A decade into serving a life sentence, man freed after wrongful conviction

Free after 10 years in prison, former lifer still feels trapped

The story’s end is usually upbeat: A lifer proves he was wrongly convicted and savors freedom. Edward E. Stewart, 36, knows that story. He lived it. He served 10 years of a life term before he was acquitted at a new trial of a 2006 murder in a speakeasy he ran out of the basement of his Fern Rock house.

Lawsuit accuses SEPTA of violating federal employment laws

Rejected bus driver sues SEPTA over background checks

A school bus driver turned away from a job as a SEPTA bus operator because of a drug conviction dating back nearly 20 years filed a federal lawsuit against the transit agency Wednesday. – Jane M. Von Bergen, Philadelphia Inquirer

U.S. Commerce Department to pay $15M for Census Bureau background-check practices

Landmark $15M settlement in Census Bureau background-check lawsuit

Evelyn Houser, a North Philadelphia grandmother, didn’t live to see the end of what she started six years ago. Houser, who died in September, was a lead plaintiff in the landmark $15 million settlement of a class-action suit this week that may help hundreds of thousands of people with criminal records get jobs.

Educational options benefit youth with criminal justice system contact

For students with juvenile justice involvement, better options lead to more diplomas

One reason for the increase in graduation rates among students with juvenile justice involvement is the availability of more options to get these students back on a path to securing their diplomas. About 10 years ago, initiatives regarding re-engagement of at-risk youth became a top priority for Philadelphia – and for good reason.

Gravity can’t hold local filmmakers or released offenders down

How these local filmmakers are exposing the root of recidivism – Generocity Philly

(Screenshot) If we want to reconcile the socioeconomic consequences of mass incarceration, we can’t ignore the cyclical nature of the environments we’re sending formerly incarcerated individuals back into.

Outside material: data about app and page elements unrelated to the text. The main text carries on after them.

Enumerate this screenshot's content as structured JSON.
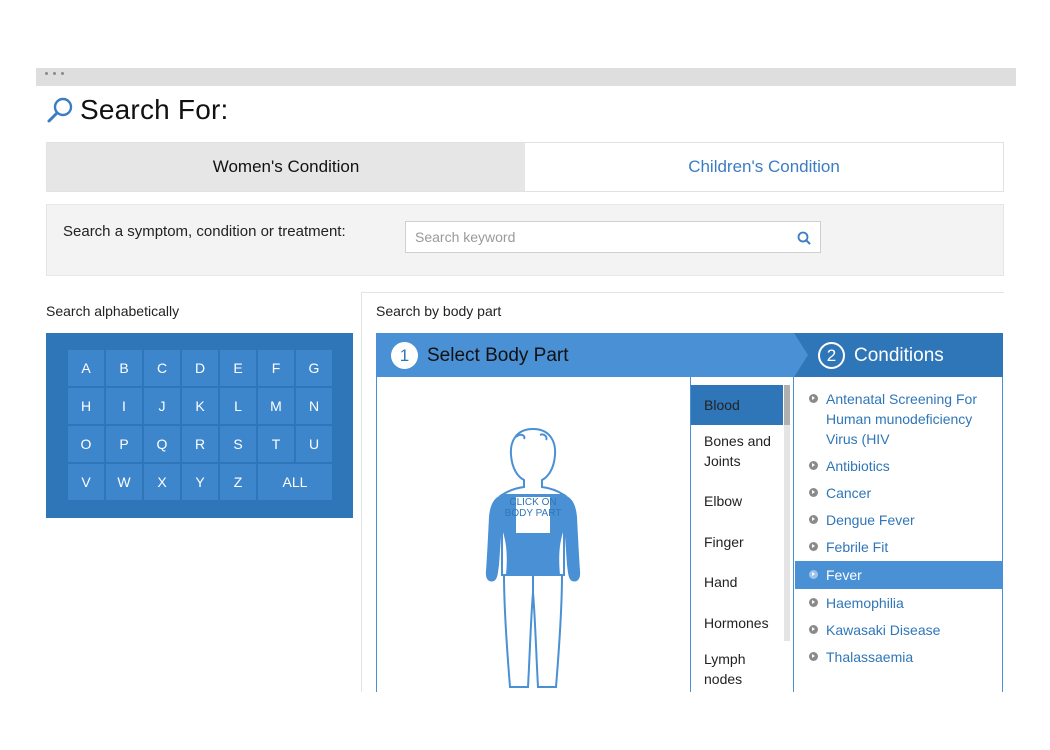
{
  "page": {
    "title": "Search For:",
    "search_icon": "magnifier-icon"
  },
  "tabs": [
    {
      "label": "Women's Condition",
      "active": true
    },
    {
      "label": "Children's Condition",
      "active": false
    }
  ],
  "search": {
    "label": "Search a symptom, condition or treatment:",
    "placeholder": "Search keyword",
    "value": "",
    "button_icon": "search-icon"
  },
  "alphabet": {
    "heading": "Search alphabetically",
    "letters": [
      "A",
      "B",
      "C",
      "D",
      "E",
      "F",
      "G",
      "H",
      "I",
      "J",
      "K",
      "L",
      "M",
      "N",
      "O",
      "P",
      "Q",
      "R",
      "S",
      "T",
      "U",
      "V",
      "W",
      "X",
      "Y",
      "Z",
      "ALL"
    ]
  },
  "body_part": {
    "heading": "Search by body part",
    "step1_number": "1",
    "step1_label": "Select Body Part",
    "step2_number": "2",
    "step2_label": "Conditions",
    "figure_hint": "CLICK ON BODY PART",
    "parts": [
      "Blood",
      "Bones and Joints",
      "Elbow",
      "Finger",
      "Hand",
      "Hormones",
      "Lymph nodes"
    ],
    "selected_part": "Blood"
  },
  "conditions": {
    "items": [
      "Antenatal Screening For Human munodeficiency Virus (HIV",
      "Antibiotics",
      "Cancer",
      "Dengue Fever",
      "Febrile Fit",
      "Fever",
      "Haemophilia",
      "Kawasaki Disease",
      "Thalassaemia"
    ],
    "selected": "Fever"
  },
  "colors": {
    "primary": "#2f76b8",
    "primary_light": "#4a90d4",
    "link": "#3a7dc3"
  }
}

Those environments – produced by generations of marginalization – harness a nearly inescapable gravitational pull that victimize the people who live within them.